Aid Delivery in Syria
Leveraging data to make humanitarian aid delivery safer and more efficient
My main project at Palantir was to design a route planning dashboard to aid the daily decisions taken by Mercy Corps’ logistics coordinators.
|Team||1 deployment strategist, 2 engineers|
|Tools||Sketch, Principle, CSS|
On the Philanthropy team, Palantir partners with non profit organizations to help them take a data driven approach to solve some of the world’s most pressing issues. My team in particular partnered with Mercy Corps, a major aid delivery organization, to make aid delivery in Syria safer and more effective.
Problem and Opportunity
Mercy Corps had a lot of data on incidents, border status, routes, etc. However, the data is extremely dispersed and there is no single source of truth. This led to a very ad-hoc approach in route planning where decisions were made on a case to case basis.

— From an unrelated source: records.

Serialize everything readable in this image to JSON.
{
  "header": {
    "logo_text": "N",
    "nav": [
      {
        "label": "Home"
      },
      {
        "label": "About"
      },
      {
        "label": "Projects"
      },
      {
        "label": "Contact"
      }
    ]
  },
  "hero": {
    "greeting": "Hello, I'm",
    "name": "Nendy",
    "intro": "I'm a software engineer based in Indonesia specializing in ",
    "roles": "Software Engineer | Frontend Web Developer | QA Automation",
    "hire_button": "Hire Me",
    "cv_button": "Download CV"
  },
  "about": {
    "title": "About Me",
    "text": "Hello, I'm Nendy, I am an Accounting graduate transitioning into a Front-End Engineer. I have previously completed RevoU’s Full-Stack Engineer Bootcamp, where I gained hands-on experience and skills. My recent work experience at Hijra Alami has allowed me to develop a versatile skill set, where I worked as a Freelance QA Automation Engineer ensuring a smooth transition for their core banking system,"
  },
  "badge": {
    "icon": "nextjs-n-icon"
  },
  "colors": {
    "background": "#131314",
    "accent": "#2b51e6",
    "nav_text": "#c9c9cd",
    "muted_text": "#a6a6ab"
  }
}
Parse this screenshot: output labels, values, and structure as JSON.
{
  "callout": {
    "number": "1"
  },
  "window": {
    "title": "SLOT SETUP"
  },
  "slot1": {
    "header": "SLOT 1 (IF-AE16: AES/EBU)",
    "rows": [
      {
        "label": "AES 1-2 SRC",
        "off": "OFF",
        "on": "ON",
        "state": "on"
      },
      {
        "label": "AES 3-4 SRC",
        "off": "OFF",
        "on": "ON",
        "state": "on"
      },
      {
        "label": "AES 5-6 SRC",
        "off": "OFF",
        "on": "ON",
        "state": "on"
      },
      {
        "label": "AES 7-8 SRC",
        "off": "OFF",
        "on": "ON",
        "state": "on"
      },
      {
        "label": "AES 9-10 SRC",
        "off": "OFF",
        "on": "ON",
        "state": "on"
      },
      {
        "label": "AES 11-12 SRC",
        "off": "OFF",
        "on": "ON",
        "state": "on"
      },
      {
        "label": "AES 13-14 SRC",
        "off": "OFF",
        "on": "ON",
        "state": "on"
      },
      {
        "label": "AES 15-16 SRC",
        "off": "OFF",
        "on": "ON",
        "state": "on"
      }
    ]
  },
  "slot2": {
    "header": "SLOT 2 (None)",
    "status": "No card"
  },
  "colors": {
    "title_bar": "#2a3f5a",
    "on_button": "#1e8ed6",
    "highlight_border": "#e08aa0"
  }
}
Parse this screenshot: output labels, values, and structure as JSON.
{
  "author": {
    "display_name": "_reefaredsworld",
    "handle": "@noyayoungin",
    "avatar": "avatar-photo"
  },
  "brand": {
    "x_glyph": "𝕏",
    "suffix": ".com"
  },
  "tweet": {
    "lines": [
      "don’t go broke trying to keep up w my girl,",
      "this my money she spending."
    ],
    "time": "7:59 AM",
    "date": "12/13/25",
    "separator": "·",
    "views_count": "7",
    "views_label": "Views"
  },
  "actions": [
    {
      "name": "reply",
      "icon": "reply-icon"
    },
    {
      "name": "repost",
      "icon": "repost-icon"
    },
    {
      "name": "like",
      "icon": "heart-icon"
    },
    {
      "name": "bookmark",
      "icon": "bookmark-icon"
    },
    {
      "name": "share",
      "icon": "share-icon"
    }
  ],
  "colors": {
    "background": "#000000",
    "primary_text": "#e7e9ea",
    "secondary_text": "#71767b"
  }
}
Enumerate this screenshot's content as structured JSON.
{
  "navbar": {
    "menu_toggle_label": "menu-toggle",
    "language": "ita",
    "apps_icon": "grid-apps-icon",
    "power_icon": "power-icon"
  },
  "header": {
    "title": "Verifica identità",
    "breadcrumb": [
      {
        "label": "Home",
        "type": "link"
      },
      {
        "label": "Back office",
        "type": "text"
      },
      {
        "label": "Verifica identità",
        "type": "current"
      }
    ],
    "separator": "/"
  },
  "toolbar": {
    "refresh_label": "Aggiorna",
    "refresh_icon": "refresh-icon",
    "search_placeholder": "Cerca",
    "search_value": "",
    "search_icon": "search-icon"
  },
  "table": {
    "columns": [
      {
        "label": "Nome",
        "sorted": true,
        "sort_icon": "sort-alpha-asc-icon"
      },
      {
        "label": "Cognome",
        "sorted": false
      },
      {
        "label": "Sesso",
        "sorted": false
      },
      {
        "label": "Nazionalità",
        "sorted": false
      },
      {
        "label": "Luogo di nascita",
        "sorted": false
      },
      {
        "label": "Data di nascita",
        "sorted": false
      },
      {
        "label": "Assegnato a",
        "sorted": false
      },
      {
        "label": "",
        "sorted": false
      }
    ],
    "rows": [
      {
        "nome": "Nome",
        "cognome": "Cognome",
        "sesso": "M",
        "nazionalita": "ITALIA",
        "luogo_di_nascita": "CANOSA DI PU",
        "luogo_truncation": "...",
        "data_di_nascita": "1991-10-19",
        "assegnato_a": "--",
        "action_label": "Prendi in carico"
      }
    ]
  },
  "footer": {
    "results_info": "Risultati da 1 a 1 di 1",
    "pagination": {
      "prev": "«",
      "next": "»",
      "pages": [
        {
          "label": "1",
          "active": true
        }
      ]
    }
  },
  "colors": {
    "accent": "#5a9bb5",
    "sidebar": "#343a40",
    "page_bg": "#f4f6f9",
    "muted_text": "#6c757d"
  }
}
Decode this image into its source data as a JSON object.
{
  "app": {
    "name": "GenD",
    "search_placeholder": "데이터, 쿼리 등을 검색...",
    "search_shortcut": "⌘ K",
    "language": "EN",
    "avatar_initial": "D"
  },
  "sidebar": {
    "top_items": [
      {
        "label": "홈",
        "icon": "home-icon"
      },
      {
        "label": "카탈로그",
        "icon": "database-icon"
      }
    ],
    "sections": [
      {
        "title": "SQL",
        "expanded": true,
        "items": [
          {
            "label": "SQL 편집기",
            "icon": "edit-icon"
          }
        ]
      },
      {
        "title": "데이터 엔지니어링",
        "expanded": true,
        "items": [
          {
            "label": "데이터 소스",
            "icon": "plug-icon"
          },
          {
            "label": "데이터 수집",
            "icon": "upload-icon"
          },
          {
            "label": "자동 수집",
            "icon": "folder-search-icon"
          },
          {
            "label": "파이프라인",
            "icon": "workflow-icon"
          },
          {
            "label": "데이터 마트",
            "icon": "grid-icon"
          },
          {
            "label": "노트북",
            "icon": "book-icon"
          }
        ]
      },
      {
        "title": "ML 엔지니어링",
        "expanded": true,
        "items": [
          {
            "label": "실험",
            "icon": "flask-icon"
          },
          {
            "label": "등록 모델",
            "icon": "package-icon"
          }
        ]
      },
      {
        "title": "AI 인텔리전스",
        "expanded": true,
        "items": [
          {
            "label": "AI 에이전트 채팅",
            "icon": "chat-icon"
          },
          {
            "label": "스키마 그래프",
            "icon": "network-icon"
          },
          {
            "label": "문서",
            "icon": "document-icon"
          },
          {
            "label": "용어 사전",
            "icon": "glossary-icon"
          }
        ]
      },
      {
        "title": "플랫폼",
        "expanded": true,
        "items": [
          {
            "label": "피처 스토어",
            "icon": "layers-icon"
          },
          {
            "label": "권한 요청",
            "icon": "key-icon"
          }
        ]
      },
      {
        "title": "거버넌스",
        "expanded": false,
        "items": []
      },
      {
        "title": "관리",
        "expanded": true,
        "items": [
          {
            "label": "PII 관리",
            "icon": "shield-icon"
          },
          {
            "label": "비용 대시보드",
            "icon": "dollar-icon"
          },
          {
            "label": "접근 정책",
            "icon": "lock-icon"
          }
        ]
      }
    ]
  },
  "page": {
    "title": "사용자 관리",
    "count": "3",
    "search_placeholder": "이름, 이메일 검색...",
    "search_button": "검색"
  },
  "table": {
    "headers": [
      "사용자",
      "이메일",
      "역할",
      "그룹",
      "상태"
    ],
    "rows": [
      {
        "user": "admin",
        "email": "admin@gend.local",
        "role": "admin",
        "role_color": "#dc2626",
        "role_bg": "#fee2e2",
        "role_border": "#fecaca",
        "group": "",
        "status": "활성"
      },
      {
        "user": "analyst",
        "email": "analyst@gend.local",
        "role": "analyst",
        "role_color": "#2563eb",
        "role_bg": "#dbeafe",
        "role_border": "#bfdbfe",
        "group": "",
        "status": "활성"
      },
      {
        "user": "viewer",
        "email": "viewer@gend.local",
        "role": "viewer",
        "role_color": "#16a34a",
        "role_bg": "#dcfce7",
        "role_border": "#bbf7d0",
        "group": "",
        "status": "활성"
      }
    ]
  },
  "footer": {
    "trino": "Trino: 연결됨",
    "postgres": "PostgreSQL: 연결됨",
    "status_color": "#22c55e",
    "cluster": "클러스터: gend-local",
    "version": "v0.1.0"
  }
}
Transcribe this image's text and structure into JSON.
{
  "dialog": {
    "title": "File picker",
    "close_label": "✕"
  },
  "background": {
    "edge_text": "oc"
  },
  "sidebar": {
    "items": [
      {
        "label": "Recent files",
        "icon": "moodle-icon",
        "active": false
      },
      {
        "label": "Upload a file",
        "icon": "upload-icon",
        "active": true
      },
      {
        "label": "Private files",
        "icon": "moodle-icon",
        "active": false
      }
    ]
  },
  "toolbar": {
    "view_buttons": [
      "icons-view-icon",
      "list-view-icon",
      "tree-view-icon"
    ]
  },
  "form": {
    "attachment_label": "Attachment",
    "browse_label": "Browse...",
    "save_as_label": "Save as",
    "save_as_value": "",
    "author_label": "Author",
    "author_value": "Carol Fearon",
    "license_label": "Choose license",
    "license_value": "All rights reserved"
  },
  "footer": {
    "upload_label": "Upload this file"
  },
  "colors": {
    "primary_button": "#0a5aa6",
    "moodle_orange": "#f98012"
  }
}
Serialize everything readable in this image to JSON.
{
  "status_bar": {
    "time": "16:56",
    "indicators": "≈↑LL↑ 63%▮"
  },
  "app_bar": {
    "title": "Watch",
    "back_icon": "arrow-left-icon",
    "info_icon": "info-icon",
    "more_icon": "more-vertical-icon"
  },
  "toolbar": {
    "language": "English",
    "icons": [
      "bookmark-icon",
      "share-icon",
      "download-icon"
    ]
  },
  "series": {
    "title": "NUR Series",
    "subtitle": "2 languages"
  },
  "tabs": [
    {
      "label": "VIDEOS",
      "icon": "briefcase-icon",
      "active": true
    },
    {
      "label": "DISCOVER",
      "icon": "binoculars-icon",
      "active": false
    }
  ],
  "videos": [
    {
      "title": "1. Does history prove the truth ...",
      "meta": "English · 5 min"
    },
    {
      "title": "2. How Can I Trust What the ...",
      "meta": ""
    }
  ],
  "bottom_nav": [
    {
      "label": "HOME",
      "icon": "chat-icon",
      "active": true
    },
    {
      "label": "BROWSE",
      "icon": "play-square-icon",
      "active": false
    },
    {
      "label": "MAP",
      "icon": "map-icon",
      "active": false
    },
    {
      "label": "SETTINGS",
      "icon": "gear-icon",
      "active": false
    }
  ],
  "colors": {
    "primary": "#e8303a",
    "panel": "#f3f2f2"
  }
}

There’s an opportunity to make aid delivery safer and more efficient. We can integrate all these different data sources, couple them with analysis tools, and put them in front of human experts to help them make the right decision much faster in a systematic fashion.
To design a solution that both solves existing pain points and is compatible with the existing process, we needed an accurate understanding of our user’s objectives and current workflow. Based on our weekly calls with the logistics coordinator operating in the field, and past transcripts, I modelled the current workflow in a workflow diagram.
- These are the main findings of the exercise:
- 1. Getting plans approved by the Security team is a high friction point
- 2. Logistics receives delivery plans from Programming team, and decides on a daily basis how to send each convoy
- 3. Convoys take the primary routes when possible, and use secondary routes as an alternative depending on the security situation
- 4. Closed borders are communicated via phone by the truck drivers or people stationed at the border, which is inefficient
- 5. Decisions on whether to send a convoy is dependent on incident trends over time
The final product delivered to our partner was a dashboard that integrated warehouse data, security data, and routes data. Over the course of two months, it became the single source of truth for our partners. No longer was their data living in odd spreadsheets and lone Google maps.
Situation Awareness at a Glance
Primary and Secondary routes are colour coded by their security risk via guidelines we developed together with our partners.
Border statuses are displayed on the map, and inaccessible routes are grayed out for an immediate assessment of coverage.
The convoy panel gives the team an overview of the day's planned convoys and highlights hi-pri issues, such as closed border, allowing the team to take immediate action and redirect the convoys.
Single Souce of Truth
The dashboard integrates commodity data, security data, and routes data – the three main datasets for the Planning, Security, and Logistics team. By having a dashboard that all teams can refer to, it is much easier to communicate across teams and reduce friction in decision making.
Data Driven Decision Making
Incident trends overtime help our partners to avoid areas that where conflict is escalating.
Time heatmaps of when incidents allow for smarter planning of when to send convoys to minimize security risk.